Save states have also been added to the games, so you can resume them here much easily than you could even in that collection. The presentation is a bit less flashy here than it was then, with only 8-bit-inspired menus to navigate. There’s no Mega Man sprite to move through the world and pick a game, and it does make it seem like a bit less effort was put into it in that regard. However, the collection as a whole still clearly had love put into it by the staff. The NES Remix-style challenges are excellent and will force you to learn which powers do what in the world while also placing an emphasis on efficiency. These can easily be a long-term time sink for speedrunners.
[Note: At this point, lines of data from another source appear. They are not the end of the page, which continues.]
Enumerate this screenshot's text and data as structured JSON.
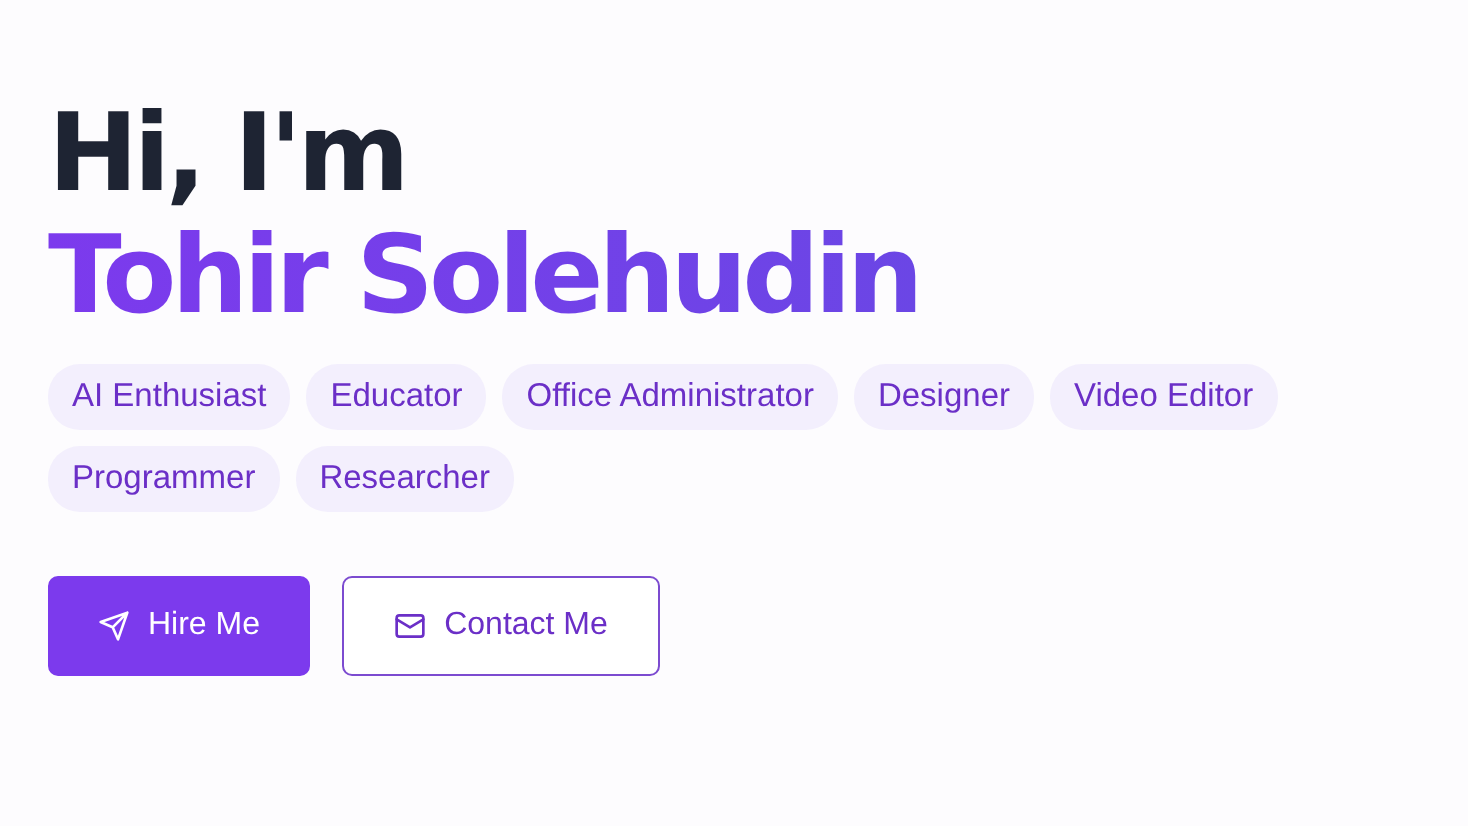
{
  "greeting": "Hi, I'm",
  "name": "Tohir Solehudin",
  "tags": [
    "AI Enthusiast",
    "Educator",
    "Office Administrator",
    "Designer",
    "Video Editor",
    "Programmer",
    "Researcher"
  ],
  "buttons": [
    {
      "label": "Hire Me",
      "kind": "primary"
    },
    {
      "label": "Contact Me",
      "kind": "outline"
    }
  ]
}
Some of the coolest additions to the collection are the seemingly endless amounts of artwork and music. Mega Man has always had some interesting artwork, but very little of it has been seen. Now, you can see hundreds of previously unseen sketches – including the original odd-looking designs for Dr. Light and Wily. It’s a fascinating look at the origins of the series, and a great way for Capcom to further monetize all of the stuff they have for it because it’s worth getting the collection just for the artwork. The only issue I had with how it was presented was that there’s no borderless option – so you can’t just view the art on its own. Capcom has done this feature far better with games like Cannon Spike on the Dreamcast, so it’s a bit puzzling to see it done so poorly here. I’d still rather see the art in an imperfect way than not at all, but I would like to see this issue patched up.
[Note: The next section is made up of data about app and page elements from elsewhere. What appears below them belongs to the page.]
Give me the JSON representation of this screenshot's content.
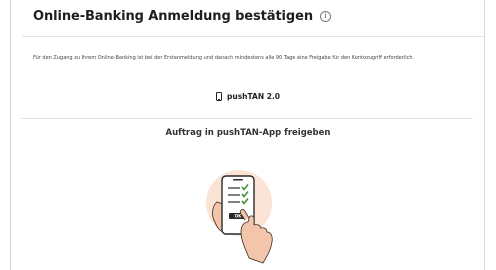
{
  "header": {
    "title": "Online-Banking Anmeldung bestätigen",
    "info_icon_glyph": "i"
  },
  "description": "Für den Zugang zu Ihrem Online-Banking ist bei der Erstanmeldung und danach mindestens alle 90 Tage eine Freigabe für den Kontozugriff erforderlich.",
  "method": {
    "icon": "smartphone-icon",
    "label": "pushTAN 2.0"
  },
  "instruction": "Auftrag in pushTAN-App freigeben",
  "illustration": {
    "icon": "phone-approval-illustration",
    "button_text": "OK",
    "colors": {
      "circle": "#fbe3d5",
      "hand": "#f3c6ac",
      "check": "#3f8f3b"
    }
  }
}
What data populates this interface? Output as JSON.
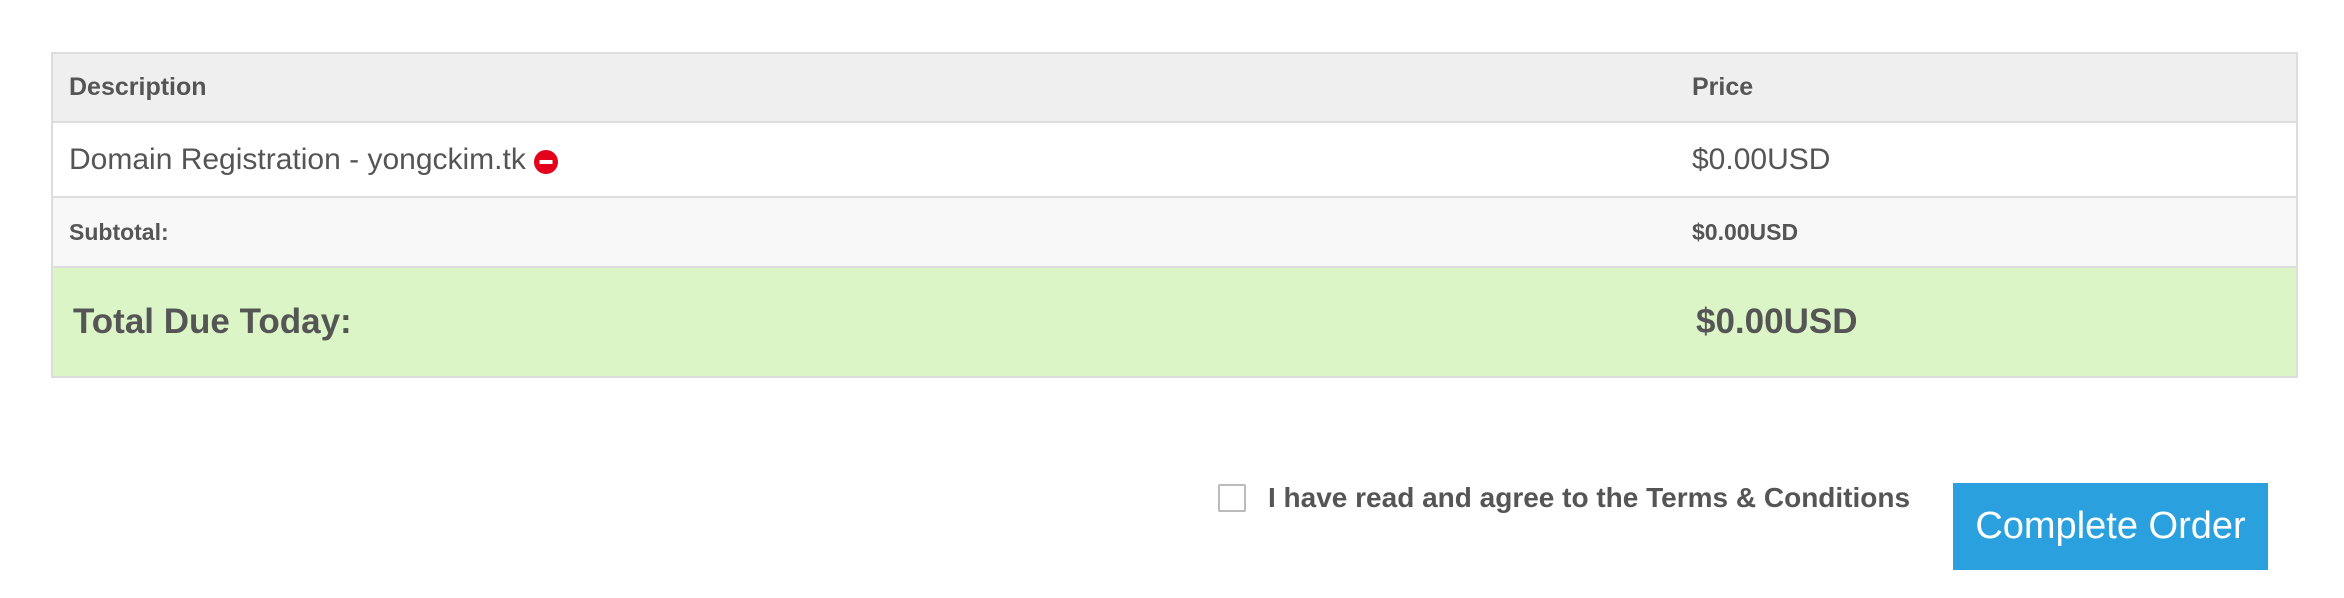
{
  "table": {
    "header": {
      "description": "Description",
      "price": "Price"
    },
    "items": [
      {
        "description": "Domain Registration - yongckim.tk",
        "price": "$0.00USD",
        "remove_icon": "minus-circle-icon"
      }
    ],
    "subtotal": {
      "label": "Subtotal:",
      "value": "$0.00USD"
    },
    "total": {
      "label": "Total Due Today:",
      "value": "$0.00USD"
    }
  },
  "terms": {
    "text_prefix": "I have read and agree to the ",
    "link_text": "Terms & Conditions",
    "checked": false
  },
  "actions": {
    "complete_order_label": "Complete Order"
  },
  "colors": {
    "accent_button": "#2aa1de",
    "total_row_bg": "#dbf5c7",
    "remove_icon": "#e3001b",
    "header_bg": "#efefef"
  }
}
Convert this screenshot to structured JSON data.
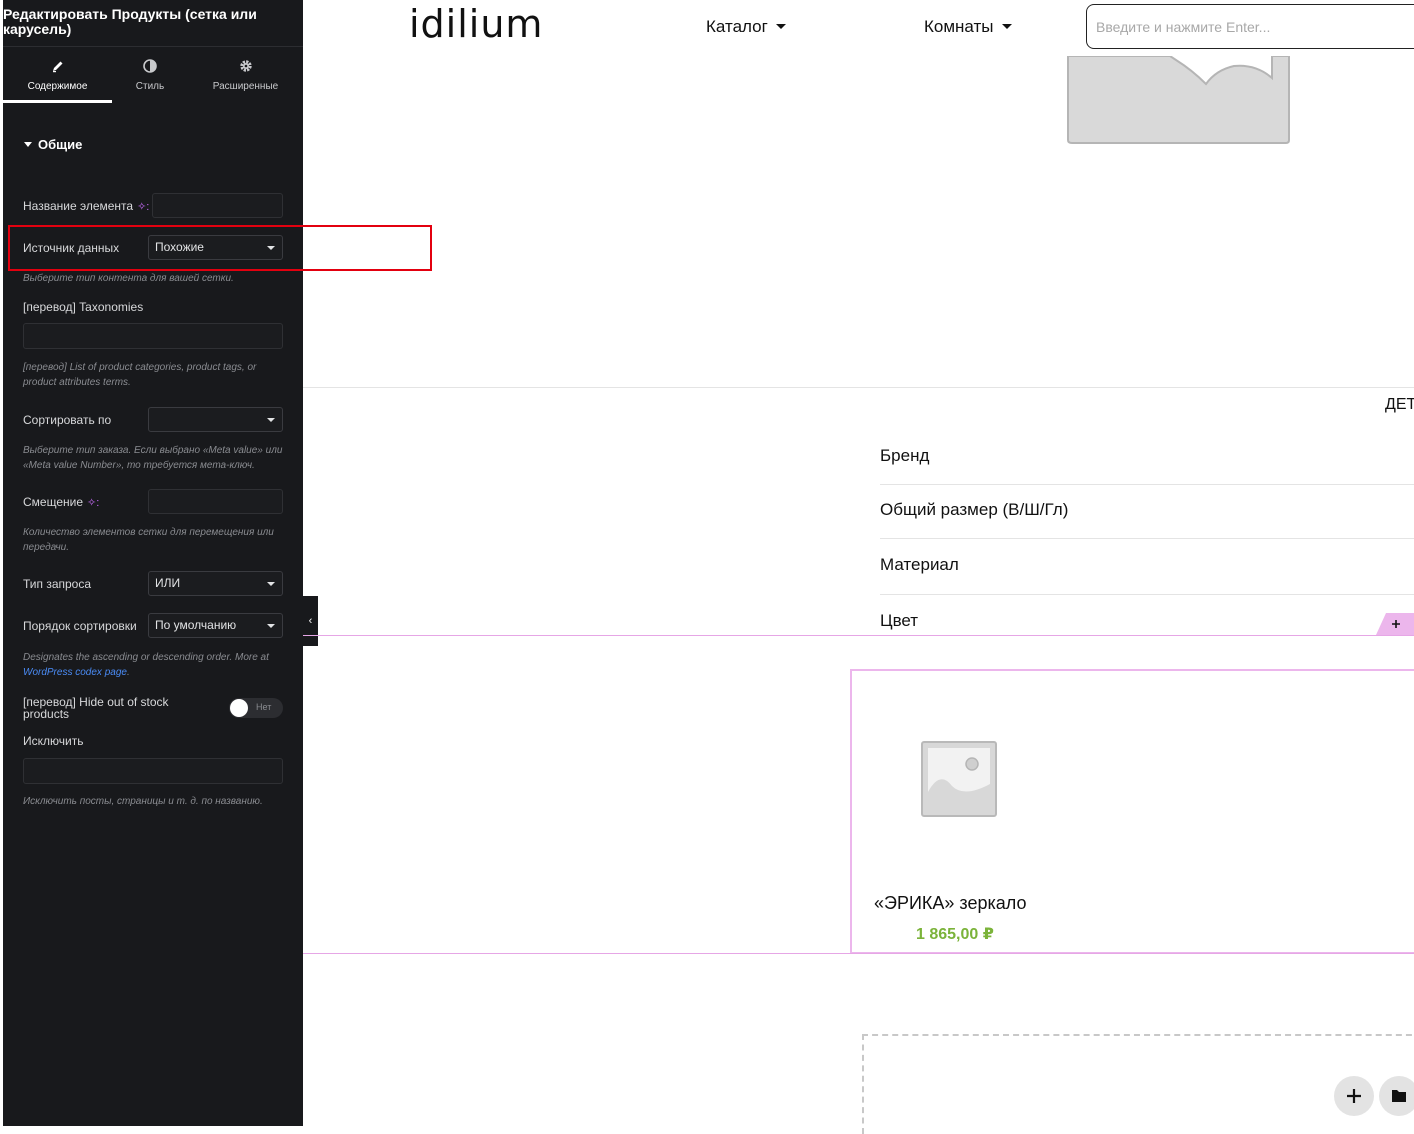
{
  "panel": {
    "title": "Редактировать Продукты (сетка или карусель)",
    "tabs": [
      {
        "label": "Содержимое",
        "icon": "pencil-icon"
      },
      {
        "label": "Стиль",
        "icon": "contrast-icon"
      },
      {
        "label": "Расширенные",
        "icon": "gear-icon"
      }
    ],
    "section": "Общие",
    "fields": {
      "element_name_label": "Название элемента",
      "data_source_label": "Источник данных",
      "data_source_value": "Похожие",
      "data_source_help": "Выберите тип контента для вашей сетки.",
      "taxonomies_label": "[перевод] Taxonomies",
      "taxonomies_help": "[перевод] List of product categories, product tags, or product attributes terms.",
      "order_by_label": "Сортировать по",
      "order_by_value": "",
      "order_by_help": "Выберите тип заказа. Если выбрано «Meta value» или «Meta value Number», то требуется мета-ключ.",
      "offset_label": "Смещение",
      "offset_help": "Количество элементов сетки для перемещения или передачи.",
      "query_type_label": "Тип запроса",
      "query_type_value": "ИЛИ",
      "sort_order_label": "Порядок сортировки",
      "sort_order_value": "По умолчанию",
      "sort_order_help_prefix": "Designates the ascending or descending order. More at ",
      "sort_order_help_link": "WordPress codex page",
      "sort_order_help_suffix": ".",
      "hide_oos_label": "[перевод] Hide out of stock products",
      "hide_oos_value": "Нет",
      "exclude_label": "Исключить",
      "exclude_help": "Исключить посты, страницы и т. д. по названию."
    }
  },
  "site": {
    "logo": "idilium",
    "nav": [
      "Каталог",
      "Комнаты"
    ],
    "search_placeholder": "Введите и нажмите Enter...",
    "details_label": "ДЕТ",
    "specs": [
      "Бренд",
      "Общий размер (В/Ш/Гл)",
      "Материал",
      "Цвет"
    ],
    "product": {
      "title": "«ЭРИКА» зеркало",
      "price": "1 865,00 ₽"
    }
  },
  "colors": {
    "panel_bg": "#18191c",
    "highlight": "#e3000f",
    "price": "#7bb33a",
    "editor_pink": "#e6a6e6"
  }
}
The early marketing of the collection brought up how the games had been redrawn for HD displays, but it’s really hard to tell just what that means exactly. The games can be displays in either their original aspect ratio, 4:3, or a stretched widescreen mode – which isn’t anything special. Playing the NES games on a RetroN 5 could accomplish the same thing and when comparing screens of the NES games through HDMI versus the ones in this collection, it’s impossible for me to tell a practical difference between the two. The new graphical filters that allow you to either add a thin or faded old CRT TV appearance are nice, but don’t add much value to things. The latter at least does accurately replicate the look of the games on an older TV, but I find the crisper graphics without filters to be preferable as that brings out the beauty in the sprite-based artwork far more.
While the visual changes aren’t all that noteworthy, the music for the NES originals has held up wonderfully. What’s better is that this collection gives you every single OST complete with artwork for them and allows you to listen to anything you could possibly want to from the first six games in the series. The copious amounts of content here allowed me to make some sense out of only having the NES games on here – in doing so, you keep that 8-bit gameplay style intact for the entire collection and have chiptunes for the soundtrack. It’s a bit more uniform, and perhaps there’s some issue with not having tons of art or master tracks for the other Mega Man Classic series games.
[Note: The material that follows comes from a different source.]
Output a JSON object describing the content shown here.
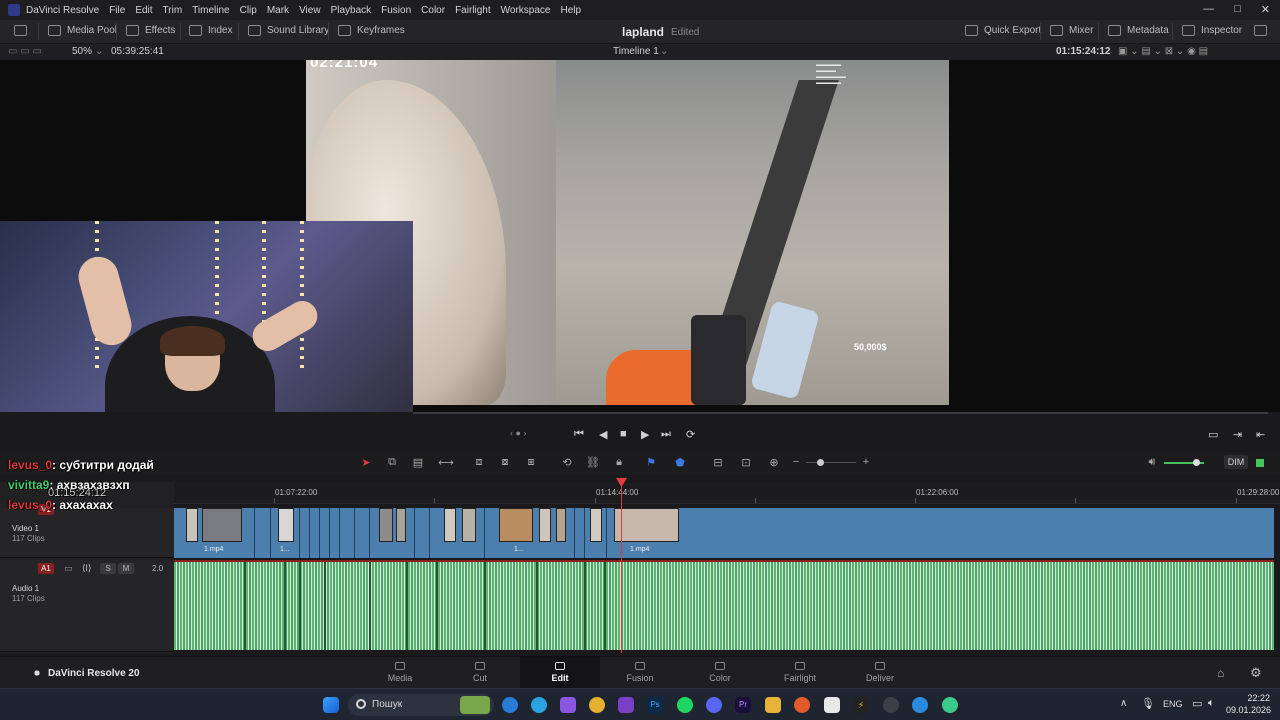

The Mega Man Legacy Collection may seem lacking in core game content given how vast the Mega Man franchise is, but what it delivers is executed perfectly. Every game included here lacks input lag and comes with a lot of extras. Capcom still clearly has a lot of work to do to regain the trust of Mega Man’s long-time fanbase, but this affordably-priced compilation is a step in the right direction. Hopefully if it does well, we’ll see releases for the entire X series alongside Zero, Battle Network, and maybe even the Star Force games down the line.
Reviewed By: Jeremy Peeples
This review is based on a digital copy of Mega Man Legacy Collection for the Xbox One provided by Capcom.